┏━━

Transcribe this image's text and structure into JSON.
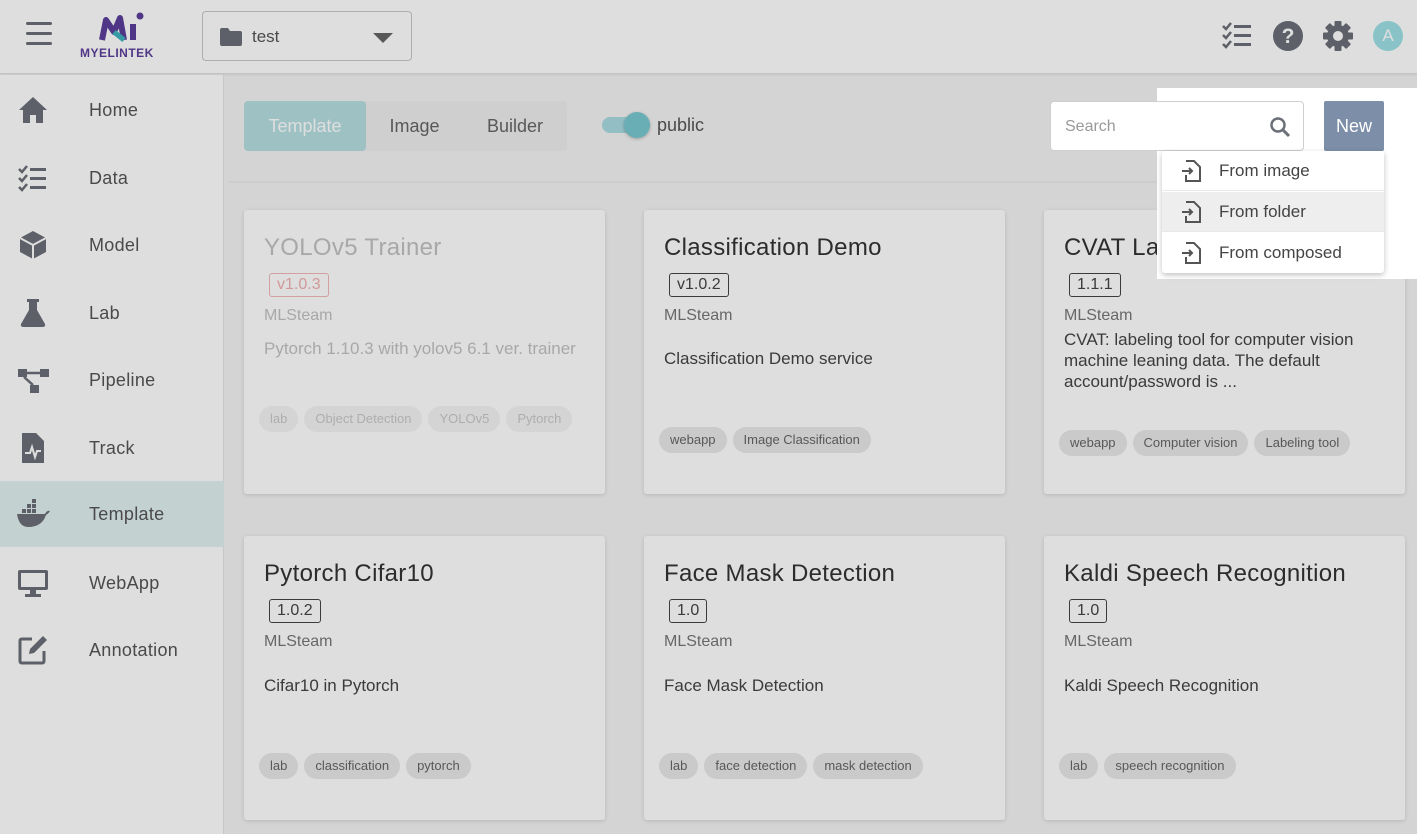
{
  "header": {
    "logo_text": "MYELINTEK",
    "project_name": "test",
    "avatar_letter": "A"
  },
  "sidebar": {
    "items": [
      {
        "label": "Home",
        "icon": "home-icon"
      },
      {
        "label": "Data",
        "icon": "checklist-icon"
      },
      {
        "label": "Model",
        "icon": "cube-icon"
      },
      {
        "label": "Lab",
        "icon": "flask-icon"
      },
      {
        "label": "Pipeline",
        "icon": "pipeline-icon"
      },
      {
        "label": "Track",
        "icon": "track-file-icon"
      },
      {
        "label": "Template",
        "icon": "docker-icon",
        "active": true
      },
      {
        "label": "WebApp",
        "icon": "monitor-icon"
      },
      {
        "label": "Annotation",
        "icon": "edit-icon"
      }
    ]
  },
  "toolbar": {
    "tabs": [
      "Template",
      "Image",
      "Builder"
    ],
    "active_tab": "Template",
    "toggle_label": "public",
    "toggle_on": true,
    "search_placeholder": "Search",
    "new_label": "New"
  },
  "new_menu": {
    "items": [
      "From image",
      "From folder",
      "From composed"
    ],
    "hovered": "From folder"
  },
  "cards": [
    {
      "title": "YOLOv5 Trainer",
      "version": "v1.0.3",
      "author": "MLSteam",
      "description": "Pytorch 1.10.3 with yolov5 6.1 ver. trainer",
      "tags": [
        "lab",
        "Object Detection",
        "YOLOv5",
        "Pytorch"
      ],
      "faded": true
    },
    {
      "title": "Classification Demo",
      "version": "v1.0.2",
      "author": "MLSteam",
      "description": "Classification Demo service",
      "tags": [
        "webapp",
        "Image Classification"
      ]
    },
    {
      "title": "CVAT La",
      "version": "1.1.1",
      "author": "MLSteam",
      "description": "CVAT: labeling tool for computer vision machine leaning data. The default account/password is ...",
      "tags": [
        "webapp",
        "Computer vision",
        "Labeling tool"
      ]
    },
    {
      "title": "Pytorch Cifar10",
      "version": "1.0.2",
      "author": "MLSteam",
      "description": "Cifar10 in Pytorch",
      "tags": [
        "lab",
        "classification",
        "pytorch"
      ]
    },
    {
      "title": "Face Mask Detection",
      "version": "1.0",
      "author": "MLSteam",
      "description": "Face Mask Detection",
      "tags": [
        "lab",
        "face detection",
        "mask detection"
      ]
    },
    {
      "title": "Kaldi Speech Recognition",
      "version": "1.0",
      "author": "MLSteam",
      "description": "Kaldi Speech Recognition",
      "tags": [
        "lab",
        "speech recognition"
      ]
    }
  ],
  "colors": {
    "accent": "#79c8cf",
    "brand": "#5b3f9a",
    "new_button": "#7d8fa8",
    "active_nav": "#e1f0f1"
  }
}
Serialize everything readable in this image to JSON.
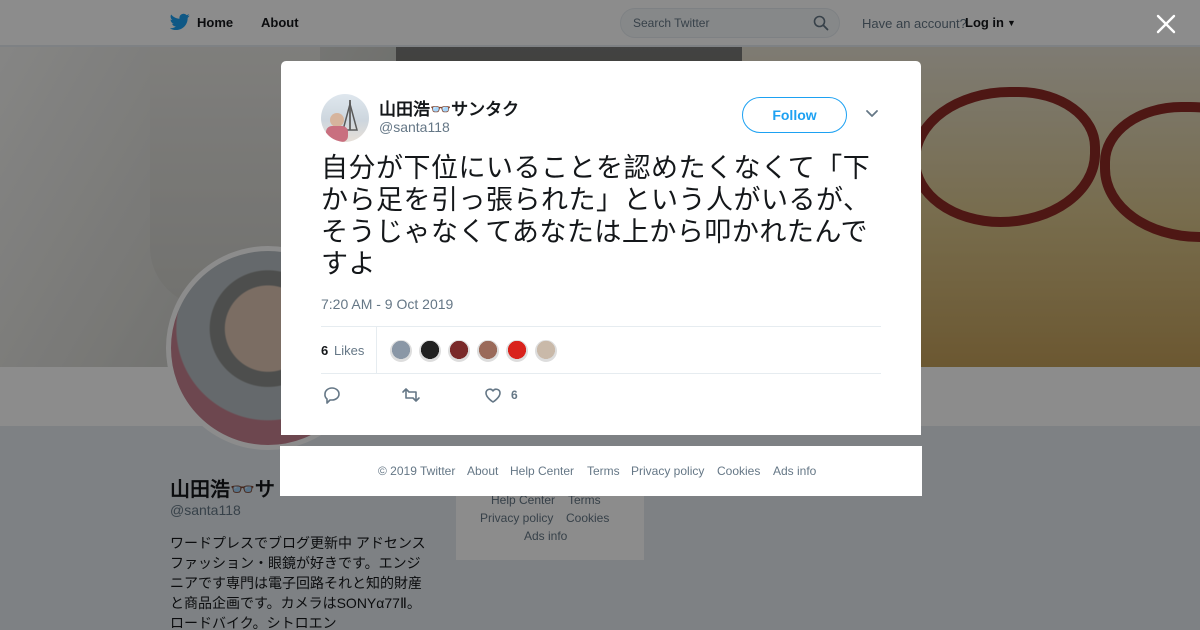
{
  "nav": {
    "home": "Home",
    "about": "About"
  },
  "search": {
    "placeholder": "Search Twitter"
  },
  "account": {
    "question": "Have an account?",
    "login": "Log in"
  },
  "profile": {
    "name": "山田浩👓サ",
    "handle": "@santa118",
    "bio": "ワードプレスでブログ更新中 アドセンス　ファッション・眼鏡が好きです。エンジニアです専門は電子回路それと知的財産と商品企画です。カメラはSONYα77Ⅱ。ロードバイク。シトロエン"
  },
  "bg_footer": {
    "help": "Help Center",
    "terms": "Terms",
    "privacy": "Privacy policy",
    "cookies": "Cookies",
    "ads": "Ads info"
  },
  "tweet": {
    "author_name": "山田浩👓サンタク",
    "author_handle": "@santa118",
    "follow_label": "Follow",
    "text": "自分が下位にいることを認めたくなくて「下から足を引っ張られた」という人がいるが、そうじゃなくてあなたは上から叩かれたんですよ",
    "timestamp": "7:20 AM - 9 Oct 2019",
    "likes_count": "6",
    "likes_label": "Likes",
    "action_like_count": "6",
    "liker_colors": [
      "#8a97a6",
      "#222222",
      "#7a2a2a",
      "#9a6a5a",
      "#d9221c",
      "#c9b9a9"
    ]
  },
  "footer": {
    "copyright": "© 2019 Twitter",
    "about": "About",
    "help": "Help Center",
    "terms": "Terms",
    "privacy": "Privacy policy",
    "cookies": "Cookies",
    "ads": "Ads info"
  },
  "colors": {
    "accent": "#1da1f2",
    "text": "#14171a",
    "muted": "#657786",
    "overlay": "rgba(0,0,0,0.45)"
  }
}
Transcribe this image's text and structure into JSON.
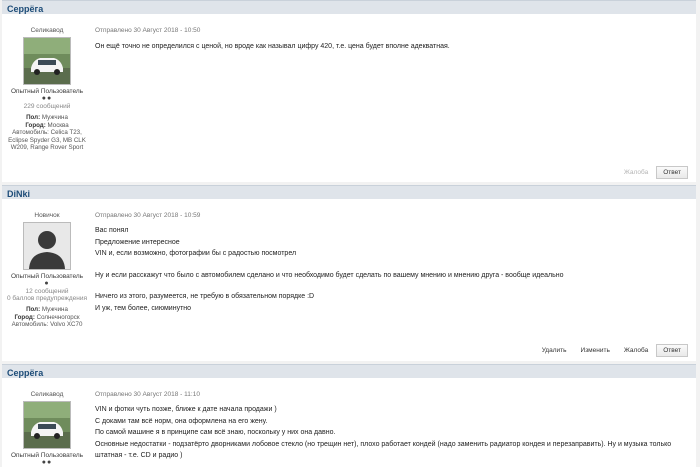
{
  "posts": [
    {
      "author": "Серрёга",
      "rank": "Селикавод",
      "group": "Опытный Пользователь",
      "pips": "●●",
      "post_count": "229 сообщений",
      "fields": {
        "gender_label": "Пол:",
        "gender": "Мужчина",
        "city_label": "Город:",
        "city": "Москва",
        "cars_label": "Автомобиль:",
        "cars": "Celica T23, Eclipse Spyder G3, MB CLK W209, Range Rover Sport"
      },
      "date": "Отправлено 30 Август 2018 - 10:50",
      "body": [
        "Он ещё точно не определился с ценой, но вроде как называл цифру 420, т.е. цена будет вполне адекватная."
      ],
      "actions": {
        "report": "Жалоба",
        "reply": "Ответ"
      }
    },
    {
      "author": "DiNki",
      "rank": "Новичок",
      "group": "Опытный Пользователь",
      "pips": "●",
      "post_count": "12 сообщений",
      "warnings": "0 баллов предупреждения",
      "fields": {
        "gender_label": "Пол:",
        "gender": "Мужчина",
        "city_label": "Город:",
        "city": "Солнечногорск",
        "cars_label": "Автомобиль:",
        "cars": "Volvo XC70"
      },
      "date": "Отправлено 30 Август 2018 - 10:59",
      "body": [
        "Вас понял",
        "Предложение интересное",
        "VIN и, если возможно, фотографии бы с радостью посмотрел",
        "Ну и если расскажут что было с автомобилем сделано и что необходимо будет сделать по вашему мнению и мнению друга - вообще идеально",
        "Ничего из этого, разумеется, не требую в обязательном порядке :D",
        "И уж, тем более, сиюминутно"
      ],
      "actions": {
        "delete": "Удалить",
        "edit": "Изменить",
        "report": "Жалоба",
        "reply": "Ответ"
      }
    },
    {
      "author": "Серрёга",
      "rank": "Селикавод",
      "group": "Опытный Пользователь",
      "pips": "●●",
      "date": "Отправлено 30 Август 2018 - 11:10",
      "body": [
        "VIN и фотки чуть позже, ближе к дате начала продажи )",
        "С доками там всё норм, она оформлена на его жену.",
        "По самой машине я в принципе сам всё знаю, поскольку у них она давно.",
        "Основные недостатки - подзатёрто дворниками лобовое стекло (но трещин нет), плохо работает кондей (надо заменить радиатор кондея и перезаправить). Ну и музыка только штатная - т.е. CD и радио )"
      ]
    }
  ]
}
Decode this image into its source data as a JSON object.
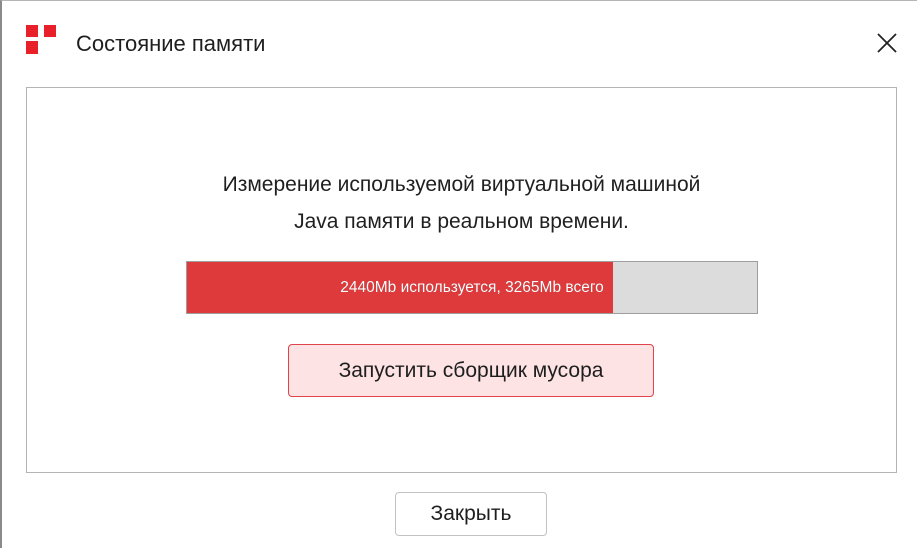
{
  "window": {
    "title": "Состояние памяти",
    "app_icon": "logo-icon",
    "close_icon": "close-icon",
    "accent_color": "#e8202a"
  },
  "content": {
    "description_line1": "Измерение используемой виртуальной машиной",
    "description_line2": "Java памяти в реальном времени."
  },
  "memory": {
    "used_mb": 2440,
    "total_mb": 3265,
    "usage_fraction": 0.747,
    "label": "2440Mb используется, 3265Mb всего",
    "fill_color": "#de3a3c",
    "track_color": "#dcdcdc"
  },
  "buttons": {
    "gc_label": "Запустить сборщик мусора",
    "close_label": "Закрыть"
  }
}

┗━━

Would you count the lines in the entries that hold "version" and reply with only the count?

6